* WHAT NEEDS TO BE DONE:
Some lines in the listing may contain the word "activated". Say how many, with the number alone.

* DATASET ENTRIES:
========

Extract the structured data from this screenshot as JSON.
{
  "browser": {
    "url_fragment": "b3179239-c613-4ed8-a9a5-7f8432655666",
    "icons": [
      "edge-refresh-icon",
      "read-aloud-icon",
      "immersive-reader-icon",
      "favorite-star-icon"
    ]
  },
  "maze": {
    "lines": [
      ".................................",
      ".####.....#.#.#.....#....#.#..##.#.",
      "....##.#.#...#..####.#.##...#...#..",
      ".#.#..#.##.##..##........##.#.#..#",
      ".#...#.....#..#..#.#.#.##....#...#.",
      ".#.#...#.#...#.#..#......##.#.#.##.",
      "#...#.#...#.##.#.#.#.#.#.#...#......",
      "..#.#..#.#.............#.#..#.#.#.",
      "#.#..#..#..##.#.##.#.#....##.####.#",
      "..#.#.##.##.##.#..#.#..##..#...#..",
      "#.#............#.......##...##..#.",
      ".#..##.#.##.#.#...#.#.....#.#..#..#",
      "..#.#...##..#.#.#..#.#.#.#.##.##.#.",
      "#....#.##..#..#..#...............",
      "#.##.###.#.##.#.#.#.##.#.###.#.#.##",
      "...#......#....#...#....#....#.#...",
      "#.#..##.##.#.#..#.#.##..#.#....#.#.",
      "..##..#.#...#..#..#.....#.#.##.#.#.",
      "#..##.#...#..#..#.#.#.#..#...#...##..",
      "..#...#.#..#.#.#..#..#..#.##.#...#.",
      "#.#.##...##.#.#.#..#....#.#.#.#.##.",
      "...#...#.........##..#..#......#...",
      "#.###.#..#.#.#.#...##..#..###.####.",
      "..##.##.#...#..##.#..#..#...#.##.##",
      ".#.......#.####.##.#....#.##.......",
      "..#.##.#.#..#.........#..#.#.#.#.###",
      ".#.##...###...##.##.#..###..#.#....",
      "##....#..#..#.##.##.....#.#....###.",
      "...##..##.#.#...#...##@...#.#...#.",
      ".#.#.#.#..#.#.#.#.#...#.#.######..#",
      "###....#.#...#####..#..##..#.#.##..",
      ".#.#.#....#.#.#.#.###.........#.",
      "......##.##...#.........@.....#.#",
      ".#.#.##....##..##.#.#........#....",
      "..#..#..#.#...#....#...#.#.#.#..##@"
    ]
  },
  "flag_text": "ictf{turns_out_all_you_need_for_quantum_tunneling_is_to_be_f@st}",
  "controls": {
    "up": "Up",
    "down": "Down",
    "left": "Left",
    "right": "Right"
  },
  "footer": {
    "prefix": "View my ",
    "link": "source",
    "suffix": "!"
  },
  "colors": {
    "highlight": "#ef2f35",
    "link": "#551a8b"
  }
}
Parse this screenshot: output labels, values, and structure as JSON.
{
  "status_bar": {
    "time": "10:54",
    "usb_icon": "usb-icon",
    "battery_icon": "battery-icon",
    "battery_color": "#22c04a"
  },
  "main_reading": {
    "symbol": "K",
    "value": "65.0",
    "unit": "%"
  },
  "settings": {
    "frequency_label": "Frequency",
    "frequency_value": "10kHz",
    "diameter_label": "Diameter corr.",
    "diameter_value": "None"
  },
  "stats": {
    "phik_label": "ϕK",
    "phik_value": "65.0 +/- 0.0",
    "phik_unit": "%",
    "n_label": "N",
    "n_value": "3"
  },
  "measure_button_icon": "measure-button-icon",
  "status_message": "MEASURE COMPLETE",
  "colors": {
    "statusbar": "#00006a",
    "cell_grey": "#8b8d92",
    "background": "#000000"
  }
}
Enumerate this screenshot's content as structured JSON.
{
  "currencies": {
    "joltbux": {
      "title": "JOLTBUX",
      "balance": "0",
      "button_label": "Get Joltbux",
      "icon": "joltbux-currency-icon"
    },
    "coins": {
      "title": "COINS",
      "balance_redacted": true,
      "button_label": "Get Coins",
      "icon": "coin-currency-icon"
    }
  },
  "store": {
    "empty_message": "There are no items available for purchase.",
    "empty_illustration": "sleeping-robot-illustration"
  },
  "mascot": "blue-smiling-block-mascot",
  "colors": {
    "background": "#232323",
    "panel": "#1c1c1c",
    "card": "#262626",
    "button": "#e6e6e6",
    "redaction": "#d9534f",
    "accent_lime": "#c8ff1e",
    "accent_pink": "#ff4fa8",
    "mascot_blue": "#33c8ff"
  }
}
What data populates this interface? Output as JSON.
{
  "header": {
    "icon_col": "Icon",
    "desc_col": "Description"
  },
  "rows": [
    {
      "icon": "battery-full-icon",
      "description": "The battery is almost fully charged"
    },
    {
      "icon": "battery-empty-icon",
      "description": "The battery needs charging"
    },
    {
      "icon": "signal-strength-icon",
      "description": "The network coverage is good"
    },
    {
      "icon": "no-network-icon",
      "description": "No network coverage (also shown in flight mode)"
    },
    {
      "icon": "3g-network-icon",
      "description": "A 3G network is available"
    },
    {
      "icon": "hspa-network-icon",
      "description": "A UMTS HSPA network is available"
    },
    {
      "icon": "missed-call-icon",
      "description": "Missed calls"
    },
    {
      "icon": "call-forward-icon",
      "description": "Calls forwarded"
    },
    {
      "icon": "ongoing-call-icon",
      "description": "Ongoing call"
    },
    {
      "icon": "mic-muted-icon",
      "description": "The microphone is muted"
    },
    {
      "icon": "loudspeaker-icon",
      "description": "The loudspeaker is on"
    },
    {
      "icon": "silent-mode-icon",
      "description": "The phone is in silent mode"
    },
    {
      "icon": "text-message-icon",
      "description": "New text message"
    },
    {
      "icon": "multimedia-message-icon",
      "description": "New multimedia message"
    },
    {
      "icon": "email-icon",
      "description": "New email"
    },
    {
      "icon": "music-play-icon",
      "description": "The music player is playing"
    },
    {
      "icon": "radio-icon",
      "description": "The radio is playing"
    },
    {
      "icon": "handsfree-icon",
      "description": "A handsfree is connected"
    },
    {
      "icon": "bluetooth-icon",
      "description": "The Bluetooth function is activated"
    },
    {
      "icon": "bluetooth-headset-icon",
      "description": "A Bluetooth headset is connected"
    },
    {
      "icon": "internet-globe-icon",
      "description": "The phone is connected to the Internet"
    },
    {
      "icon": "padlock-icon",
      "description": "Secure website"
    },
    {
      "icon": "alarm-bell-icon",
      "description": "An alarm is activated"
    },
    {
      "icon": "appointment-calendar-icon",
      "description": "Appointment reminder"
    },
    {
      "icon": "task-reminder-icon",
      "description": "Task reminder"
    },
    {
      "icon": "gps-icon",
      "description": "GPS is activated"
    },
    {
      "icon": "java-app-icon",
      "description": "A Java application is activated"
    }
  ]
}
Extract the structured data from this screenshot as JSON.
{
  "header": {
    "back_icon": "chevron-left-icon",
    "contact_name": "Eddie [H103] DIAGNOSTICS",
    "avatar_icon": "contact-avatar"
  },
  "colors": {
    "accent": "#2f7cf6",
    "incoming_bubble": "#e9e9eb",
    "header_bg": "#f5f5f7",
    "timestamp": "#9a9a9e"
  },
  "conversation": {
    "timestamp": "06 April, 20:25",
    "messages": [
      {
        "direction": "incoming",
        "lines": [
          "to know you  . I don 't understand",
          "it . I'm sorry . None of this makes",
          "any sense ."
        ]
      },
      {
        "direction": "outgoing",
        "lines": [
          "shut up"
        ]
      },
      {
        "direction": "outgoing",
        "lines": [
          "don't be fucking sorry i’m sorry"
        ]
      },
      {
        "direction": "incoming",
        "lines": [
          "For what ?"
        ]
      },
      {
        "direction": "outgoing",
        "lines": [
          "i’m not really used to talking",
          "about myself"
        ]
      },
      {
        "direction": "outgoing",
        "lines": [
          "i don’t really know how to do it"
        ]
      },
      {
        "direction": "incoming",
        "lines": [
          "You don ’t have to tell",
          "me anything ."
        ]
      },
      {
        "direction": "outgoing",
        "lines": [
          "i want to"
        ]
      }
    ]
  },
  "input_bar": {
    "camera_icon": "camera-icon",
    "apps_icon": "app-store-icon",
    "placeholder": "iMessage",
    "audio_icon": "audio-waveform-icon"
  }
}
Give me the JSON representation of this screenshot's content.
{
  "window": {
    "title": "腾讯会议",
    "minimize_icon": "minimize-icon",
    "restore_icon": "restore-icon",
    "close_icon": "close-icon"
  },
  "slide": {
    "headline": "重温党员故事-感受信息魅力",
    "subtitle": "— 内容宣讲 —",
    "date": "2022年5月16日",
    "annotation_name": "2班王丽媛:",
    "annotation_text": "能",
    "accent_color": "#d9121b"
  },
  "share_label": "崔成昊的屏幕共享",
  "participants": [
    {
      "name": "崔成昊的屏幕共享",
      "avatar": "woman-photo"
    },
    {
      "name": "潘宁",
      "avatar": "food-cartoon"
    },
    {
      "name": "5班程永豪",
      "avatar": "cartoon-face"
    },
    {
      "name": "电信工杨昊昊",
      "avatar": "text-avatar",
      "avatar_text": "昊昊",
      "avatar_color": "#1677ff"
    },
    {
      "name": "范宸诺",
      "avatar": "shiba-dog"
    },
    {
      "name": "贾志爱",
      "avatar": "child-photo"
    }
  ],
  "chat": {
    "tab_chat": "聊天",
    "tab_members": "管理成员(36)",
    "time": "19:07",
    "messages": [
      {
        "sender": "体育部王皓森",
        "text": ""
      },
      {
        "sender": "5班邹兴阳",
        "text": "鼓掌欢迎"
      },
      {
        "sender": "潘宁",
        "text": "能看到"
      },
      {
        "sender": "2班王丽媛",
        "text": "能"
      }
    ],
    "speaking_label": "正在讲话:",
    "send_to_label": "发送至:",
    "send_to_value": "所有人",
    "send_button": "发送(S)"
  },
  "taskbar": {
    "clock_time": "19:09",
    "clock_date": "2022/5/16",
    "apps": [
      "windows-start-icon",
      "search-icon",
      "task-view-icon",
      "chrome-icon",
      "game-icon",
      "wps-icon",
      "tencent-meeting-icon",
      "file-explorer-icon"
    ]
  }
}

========

* ANSWER SPACE:
4